Element data from apps and pages:

━━━━━━━━━━━━━━━━━━━━

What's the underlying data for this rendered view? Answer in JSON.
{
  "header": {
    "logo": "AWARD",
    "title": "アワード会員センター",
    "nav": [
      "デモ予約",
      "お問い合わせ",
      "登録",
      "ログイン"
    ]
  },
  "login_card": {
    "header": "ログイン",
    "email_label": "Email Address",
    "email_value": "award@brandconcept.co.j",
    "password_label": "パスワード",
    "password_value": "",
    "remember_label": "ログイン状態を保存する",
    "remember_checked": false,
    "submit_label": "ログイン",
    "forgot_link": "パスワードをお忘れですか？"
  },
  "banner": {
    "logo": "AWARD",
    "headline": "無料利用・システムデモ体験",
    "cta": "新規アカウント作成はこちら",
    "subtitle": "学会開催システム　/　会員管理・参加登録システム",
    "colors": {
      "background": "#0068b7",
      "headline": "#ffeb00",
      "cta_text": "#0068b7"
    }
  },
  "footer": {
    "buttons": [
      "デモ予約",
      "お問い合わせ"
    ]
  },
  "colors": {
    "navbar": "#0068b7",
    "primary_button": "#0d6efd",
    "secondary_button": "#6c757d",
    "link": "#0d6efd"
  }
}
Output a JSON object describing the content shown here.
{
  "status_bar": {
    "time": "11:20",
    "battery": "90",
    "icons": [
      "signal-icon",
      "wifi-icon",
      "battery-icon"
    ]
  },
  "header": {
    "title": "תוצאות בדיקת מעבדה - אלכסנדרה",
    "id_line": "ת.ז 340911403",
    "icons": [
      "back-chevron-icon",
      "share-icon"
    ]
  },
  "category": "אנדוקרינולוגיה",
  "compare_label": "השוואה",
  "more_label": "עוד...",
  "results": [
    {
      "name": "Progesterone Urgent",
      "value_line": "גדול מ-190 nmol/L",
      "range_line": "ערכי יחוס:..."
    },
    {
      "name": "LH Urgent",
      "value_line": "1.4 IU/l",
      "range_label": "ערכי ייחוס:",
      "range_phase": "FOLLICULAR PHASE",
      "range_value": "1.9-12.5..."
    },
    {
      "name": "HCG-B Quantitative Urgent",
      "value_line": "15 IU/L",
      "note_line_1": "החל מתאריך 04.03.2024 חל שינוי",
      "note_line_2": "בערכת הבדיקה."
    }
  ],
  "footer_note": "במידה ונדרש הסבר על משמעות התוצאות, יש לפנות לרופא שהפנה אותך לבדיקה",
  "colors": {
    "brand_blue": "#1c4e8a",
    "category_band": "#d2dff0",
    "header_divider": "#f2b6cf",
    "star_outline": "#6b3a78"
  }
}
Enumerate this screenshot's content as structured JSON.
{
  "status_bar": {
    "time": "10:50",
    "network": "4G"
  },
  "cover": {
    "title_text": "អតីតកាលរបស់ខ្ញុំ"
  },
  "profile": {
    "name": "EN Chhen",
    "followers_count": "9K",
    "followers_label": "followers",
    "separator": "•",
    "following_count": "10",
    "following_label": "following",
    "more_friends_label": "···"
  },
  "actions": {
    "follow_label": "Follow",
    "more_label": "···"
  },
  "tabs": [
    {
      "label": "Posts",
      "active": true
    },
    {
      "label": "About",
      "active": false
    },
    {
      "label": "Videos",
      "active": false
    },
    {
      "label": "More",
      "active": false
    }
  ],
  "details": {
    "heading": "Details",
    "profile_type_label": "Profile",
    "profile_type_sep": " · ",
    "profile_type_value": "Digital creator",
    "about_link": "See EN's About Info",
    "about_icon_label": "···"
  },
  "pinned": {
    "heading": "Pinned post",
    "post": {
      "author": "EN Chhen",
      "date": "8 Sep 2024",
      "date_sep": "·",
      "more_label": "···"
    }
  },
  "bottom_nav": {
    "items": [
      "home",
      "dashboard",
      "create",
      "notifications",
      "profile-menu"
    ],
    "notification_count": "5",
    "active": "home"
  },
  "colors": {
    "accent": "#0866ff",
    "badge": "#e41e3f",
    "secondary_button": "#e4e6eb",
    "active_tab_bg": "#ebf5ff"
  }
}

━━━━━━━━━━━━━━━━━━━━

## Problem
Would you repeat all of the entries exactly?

## Written response
What's the underlying data for this rendered view? Answer in JSON.
{
  "header": {
    "logo": "AWARD",
    "title": "アワード会員センター",
    "nav": [
      "デモ予約",
      "お問い合わせ",
      "登録",
      "ログイン"
    ]
  },
  "login_card": {
    "header": "ログイン",
    "email_label": "Email Address",
    "email_value": "award@brandconcept.co.j",
    "password_label": "パスワード",
    "password_value": "",
    "remember_label": "ログイン状態を保存する",
    "remember_checked": false,
    "submit_label": "ログイン",
    "forgot_link": "パスワードをお忘れですか？"
  },
  "banner": {
    "logo": "AWARD",
    "headline": "無料利用・システムデモ体験",
    "cta": "新規アカウント作成はこちら",
    "subtitle": "学会開催システム　/　会員管理・参加登録システム",
    "colors": {
      "background": "#0068b7",
      "headline": "#ffeb00",
      "cta_text": "#0068b7"
    }
  },
  "footer": {
    "buttons": [
      "デモ予約",
      "お問い合わせ"
    ]
  },
  "colors": {
    "navbar": "#0068b7",
    "primary_button": "#0d6efd",
    "secondary_button": "#6c757d",
    "link": "#0d6efd"
  }
}
Output a JSON object describing the content shown here.
{
  "status_bar": {
    "time": "11:20",
    "battery": "90",
    "icons": [
      "signal-icon",
      "wifi-icon",
      "battery-icon"
    ]
  },
  "header": {
    "title": "תוצאות בדיקת מעבדה - אלכסנדרה",
    "id_line": "ת.ז 340911403",
    "icons": [
      "back-chevron-icon",
      "share-icon"
    ]
  },
  "category": "אנדוקרינולוגיה",
  "compare_label": "השוואה",
  "more_label": "עוד...",
  "results": [
    {
      "name": "Progesterone Urgent",
      "value_line": "גדול מ-190 nmol/L",
      "range_line": "ערכי יחוס:..."
    },
    {
      "name": "LH Urgent",
      "value_line": "1.4 IU/l",
      "range_label": "ערכי ייחוס:",
      "range_phase": "FOLLICULAR PHASE",
      "range_value": "1.9-12.5..."
    },
    {
      "name": "HCG-B Quantitative Urgent",
      "value_line": "15 IU/L",
      "note_line_1": "החל מתאריך 04.03.2024 חל שינוי",
      "note_line_2": "בערכת הבדיקה."
    }
  ],
  "footer_note": "במידה ונדרש הסבר על משמעות התוצאות, יש לפנות לרופא שהפנה אותך לבדיקה",
  "colors": {
    "brand_blue": "#1c4e8a",
    "category_band": "#d2dff0",
    "header_divider": "#f2b6cf",
    "star_outline": "#6b3a78"
  }
}
Enumerate this screenshot's content as structured JSON.
{
  "status_bar": {
    "time": "10:50",
    "network": "4G"
  },
  "cover": {
    "title_text": "អតីតកាលរបស់ខ្ញុំ"
  },
  "profile": {
    "name": "EN Chhen",
    "followers_count": "9K",
    "followers_label": "followers",
    "separator": "•",
    "following_count": "10",
    "following_label": "following",
    "more_friends_label": "···"
  },
  "actions": {
    "follow_label": "Follow",
    "more_label": "···"
  },
  "tabs": [
    {
      "label": "Posts",
      "active": true
    },
    {
      "label": "About",
      "active": false
    },
    {
      "label": "Videos",
      "active": false
    },
    {
      "label": "More",
      "active": false
    }
  ],
  "details": {
    "heading": "Details",
    "profile_type_label": "Profile",
    "profile_type_sep": " · ",
    "profile_type_value": "Digital creator",
    "about_link": "See EN's About Info",
    "about_icon_label": "···"
  },
  "pinned": {
    "heading": "Pinned post",
    "post": {
      "author": "EN Chhen",
      "date": "8 Sep 2024",
      "date_sep": "·",
      "more_label": "···"
    }
  },
  "bottom_nav": {
    "items": [
      "home",
      "dashboard",
      "create",
      "notifications",
      "profile-menu"
    ],
    "notification_count": "5",
    "active": "home"
  },
  "colors": {
    "accent": "#0866ff",
    "badge": "#e41e3f",
    "secondary_button": "#e4e6eb",
    "active_tab_bg": "#ebf5ff"
  }
}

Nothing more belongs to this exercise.